- **Work instruction**: Your answer must be a single number: how many lines of the data include "Facilities".

● ● ●

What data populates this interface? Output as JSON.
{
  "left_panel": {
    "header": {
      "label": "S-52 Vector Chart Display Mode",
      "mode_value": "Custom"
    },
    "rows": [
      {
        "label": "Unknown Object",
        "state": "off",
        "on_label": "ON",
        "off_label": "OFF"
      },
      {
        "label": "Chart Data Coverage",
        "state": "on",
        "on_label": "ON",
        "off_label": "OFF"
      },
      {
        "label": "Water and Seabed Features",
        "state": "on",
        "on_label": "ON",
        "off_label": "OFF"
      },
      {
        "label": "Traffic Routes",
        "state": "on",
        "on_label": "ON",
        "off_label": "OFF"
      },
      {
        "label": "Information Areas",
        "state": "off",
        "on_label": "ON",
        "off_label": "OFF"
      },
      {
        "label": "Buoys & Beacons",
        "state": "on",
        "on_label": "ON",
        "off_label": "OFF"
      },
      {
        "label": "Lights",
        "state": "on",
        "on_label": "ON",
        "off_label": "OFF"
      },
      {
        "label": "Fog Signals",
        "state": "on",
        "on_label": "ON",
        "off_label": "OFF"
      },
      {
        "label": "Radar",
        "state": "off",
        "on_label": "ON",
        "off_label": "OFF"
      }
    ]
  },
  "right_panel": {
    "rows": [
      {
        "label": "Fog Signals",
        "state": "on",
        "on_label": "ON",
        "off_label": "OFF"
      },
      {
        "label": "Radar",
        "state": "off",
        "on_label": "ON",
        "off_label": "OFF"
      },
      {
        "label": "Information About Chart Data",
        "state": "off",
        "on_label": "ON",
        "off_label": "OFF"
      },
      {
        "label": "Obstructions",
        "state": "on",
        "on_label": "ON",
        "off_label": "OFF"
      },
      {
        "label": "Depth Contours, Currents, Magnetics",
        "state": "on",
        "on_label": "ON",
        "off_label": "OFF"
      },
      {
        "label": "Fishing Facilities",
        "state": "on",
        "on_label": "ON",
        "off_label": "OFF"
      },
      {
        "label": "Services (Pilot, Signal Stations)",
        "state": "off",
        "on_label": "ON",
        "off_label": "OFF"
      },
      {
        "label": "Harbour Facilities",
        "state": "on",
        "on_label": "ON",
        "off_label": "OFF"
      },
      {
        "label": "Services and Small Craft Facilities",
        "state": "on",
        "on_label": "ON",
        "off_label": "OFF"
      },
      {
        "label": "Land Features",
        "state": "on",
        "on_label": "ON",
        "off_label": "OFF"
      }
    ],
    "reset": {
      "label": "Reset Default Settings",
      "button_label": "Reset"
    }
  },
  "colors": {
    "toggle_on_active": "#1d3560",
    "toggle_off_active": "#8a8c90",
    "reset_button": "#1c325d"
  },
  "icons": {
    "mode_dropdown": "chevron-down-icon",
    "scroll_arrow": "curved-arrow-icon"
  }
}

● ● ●

- **Solution to this task**: 3